**Task to complete**
Would you please copy each line of the listing that mentions "label"?

--- Provided data ---

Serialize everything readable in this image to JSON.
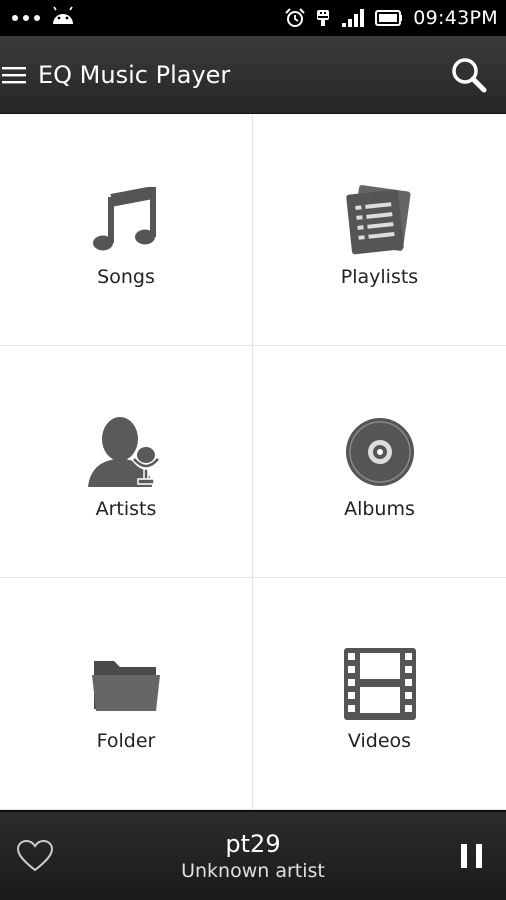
{
  "status_bar": {
    "time": "09:43PM",
    "icons": [
      "overflow-dots-icon",
      "android-icon",
      "alarm-icon",
      "usb-icon",
      "signal-icon",
      "battery-icon"
    ]
  },
  "app_bar": {
    "title": "EQ Music Player",
    "menu_icon": "hamburger-menu-icon",
    "search_icon": "search-icon"
  },
  "grid": {
    "tiles": [
      {
        "label": "Songs",
        "icon": "music-note-icon"
      },
      {
        "label": "Playlists",
        "icon": "playlist-icon"
      },
      {
        "label": "Artists",
        "icon": "artist-microphone-icon"
      },
      {
        "label": "Albums",
        "icon": "album-disc-icon"
      },
      {
        "label": "Folder",
        "icon": "folder-icon"
      },
      {
        "label": "Videos",
        "icon": "film-strip-icon"
      }
    ]
  },
  "now_playing": {
    "title": "pt29",
    "artist": "Unknown artist",
    "favorite_icon": "heart-icon",
    "control_icon": "pause-icon"
  },
  "colors": {
    "status_bar_bg": "#000000",
    "app_bar_bg": "#2f2f2f",
    "icon_gray": "#5a5a5a",
    "divider": "#e4e4e4"
  }
}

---

**Task answer**
        "label": "Songs",
        "label": "Playlists",
        "label": "Artists",
        "label": "Albums",
        "label": "Folder",
        "label": "Videos",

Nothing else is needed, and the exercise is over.